Urban became the subject of some criticism following its initial announcement, as several other retailers who have recently made similar promises extended their pledges nationwide. According to a source close to the matter, Urban's change had been in the works before the company received a letter from New York's attorney general in the spring.
"We are always looking for ways to improve, and as such we have decided to end on-call scheduling for all [Urban] brand associates throughout North America," the company said in a statement.
"We look forward to continuing to find ways to better fulfill our mission of providing fashion and lifestyle essentials to our dedicated customers."
Since New York Attorney General Eric Schneiderman opened an inquiry into 13 major retail chains in April, six others have responded that they will stop scheduling workers for on-call shifts.
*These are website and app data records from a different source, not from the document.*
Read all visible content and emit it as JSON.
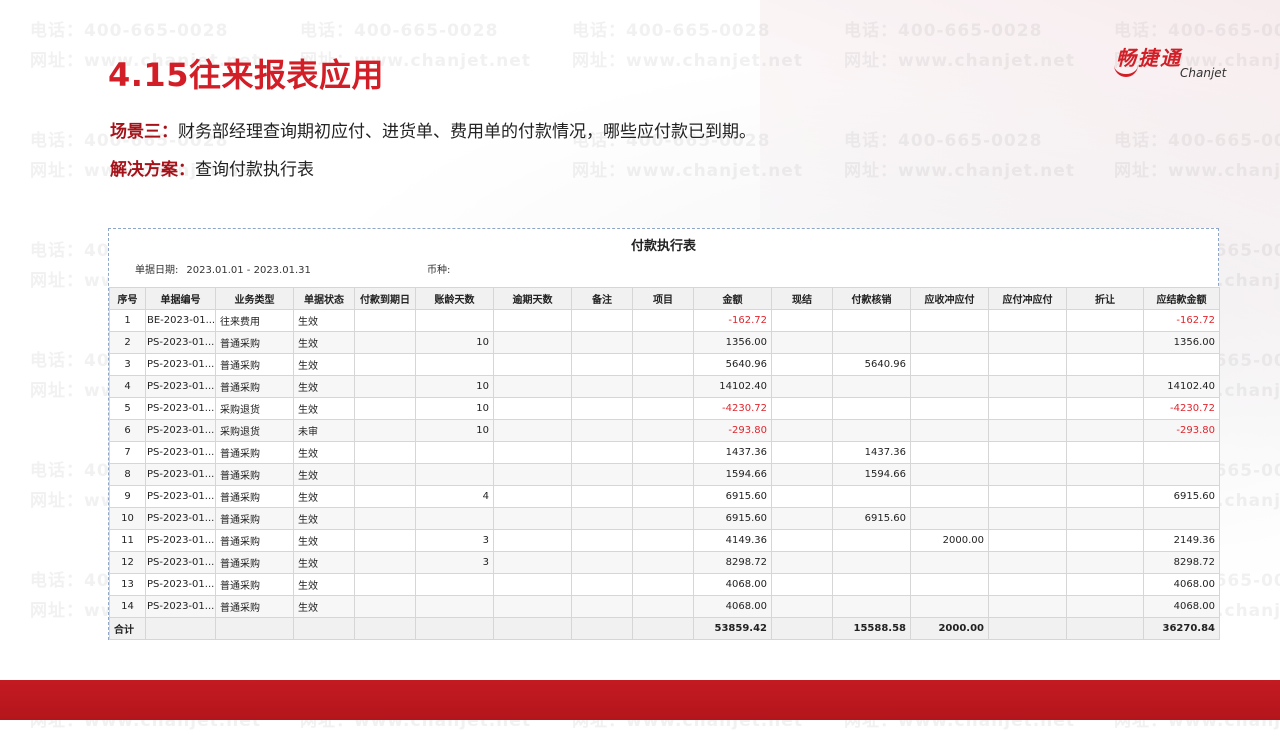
{
  "title": "4.15往来报表应用",
  "brand": {
    "name_cn": "畅捷通",
    "name_en": "Chanjet"
  },
  "scene": {
    "label": "场景三：",
    "text": "财务部经理查询期初应付、进货单、费用单的付款情况，哪些应付款已到期。",
    "solution_label": "解决方案：",
    "solution_text": "查询付款执行表"
  },
  "watermark": {
    "phone": "电话：400-665-0028",
    "site": "网址：www.chanjet.net"
  },
  "report": {
    "title": "付款执行表",
    "date_label": "单据日期:",
    "date_value": "2023.01.01 - 2023.01.31",
    "currency_label": "币种:",
    "columns": [
      "序号",
      "单据编号",
      "业务类型",
      "单据状态",
      "付款到期日",
      "账龄天数",
      "逾期天数",
      "备注",
      "项目",
      "金额",
      "现结",
      "付款核销",
      "应收冲应付",
      "应付冲应付",
      "折让",
      "应结款金额"
    ],
    "rows": [
      [
        "1",
        "BE-2023-01...",
        "往来费用",
        "生效",
        "",
        "",
        "",
        "",
        "",
        "-162.72",
        "",
        "",
        "",
        "",
        "",
        "-162.72"
      ],
      [
        "2",
        "PS-2023-01...",
        "普通采购",
        "生效",
        "",
        "10",
        "",
        "",
        "",
        "1356.00",
        "",
        "",
        "",
        "",
        "",
        "1356.00"
      ],
      [
        "3",
        "PS-2023-01...",
        "普通采购",
        "生效",
        "",
        "",
        "",
        "",
        "",
        "5640.96",
        "",
        "5640.96",
        "",
        "",
        "",
        ""
      ],
      [
        "4",
        "PS-2023-01...",
        "普通采购",
        "生效",
        "",
        "10",
        "",
        "",
        "",
        "14102.40",
        "",
        "",
        "",
        "",
        "",
        "14102.40"
      ],
      [
        "5",
        "PS-2023-01...",
        "采购退货",
        "生效",
        "",
        "10",
        "",
        "",
        "",
        "-4230.72",
        "",
        "",
        "",
        "",
        "",
        "-4230.72"
      ],
      [
        "6",
        "PS-2023-01...",
        "采购退货",
        "未审",
        "",
        "10",
        "",
        "",
        "",
        "-293.80",
        "",
        "",
        "",
        "",
        "",
        "-293.80"
      ],
      [
        "7",
        "PS-2023-01...",
        "普通采购",
        "生效",
        "",
        "",
        "",
        "",
        "",
        "1437.36",
        "",
        "1437.36",
        "",
        "",
        "",
        ""
      ],
      [
        "8",
        "PS-2023-01...",
        "普通采购",
        "生效",
        "",
        "",
        "",
        "",
        "",
        "1594.66",
        "",
        "1594.66",
        "",
        "",
        "",
        ""
      ],
      [
        "9",
        "PS-2023-01...",
        "普通采购",
        "生效",
        "",
        "4",
        "",
        "",
        "",
        "6915.60",
        "",
        "",
        "",
        "",
        "",
        "6915.60"
      ],
      [
        "10",
        "PS-2023-01...",
        "普通采购",
        "生效",
        "",
        "",
        "",
        "",
        "",
        "6915.60",
        "",
        "6915.60",
        "",
        "",
        "",
        ""
      ],
      [
        "11",
        "PS-2023-01...",
        "普通采购",
        "生效",
        "",
        "3",
        "",
        "",
        "",
        "4149.36",
        "",
        "",
        "2000.00",
        "",
        "",
        "2149.36"
      ],
      [
        "12",
        "PS-2023-01...",
        "普通采购",
        "生效",
        "",
        "3",
        "",
        "",
        "",
        "8298.72",
        "",
        "",
        "",
        "",
        "",
        "8298.72"
      ],
      [
        "13",
        "PS-2023-01...",
        "普通采购",
        "生效",
        "",
        "",
        "",
        "",
        "",
        "4068.00",
        "",
        "",
        "",
        "",
        "",
        "4068.00"
      ],
      [
        "14",
        "PS-2023-01...",
        "普通采购",
        "生效",
        "",
        "",
        "",
        "",
        "",
        "4068.00",
        "",
        "",
        "",
        "",
        "",
        "4068.00"
      ]
    ],
    "total": [
      "合计",
      "",
      "",
      "",
      "",
      "",
      "",
      "",
      "",
      "53859.42",
      "",
      "15588.58",
      "2000.00",
      "",
      "",
      "36270.84"
    ]
  },
  "colors": {
    "brand_red": "#d21f27",
    "negative": "#e0262d",
    "scene_label": "#a5131a"
  }
}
These types of hours help retailers save money by making last-minute staffing decisions based on demand, but make it difficult for employees to plan for child care or schedule hours at another job.
Gap in August said that it would end on-call shifts at all of its stores, following similar decisions by Abercrombie & Fitch and Victoria's Secret. Victoria's Secret's sister company Bath & Body Works followed its lead with a similar announcement last month.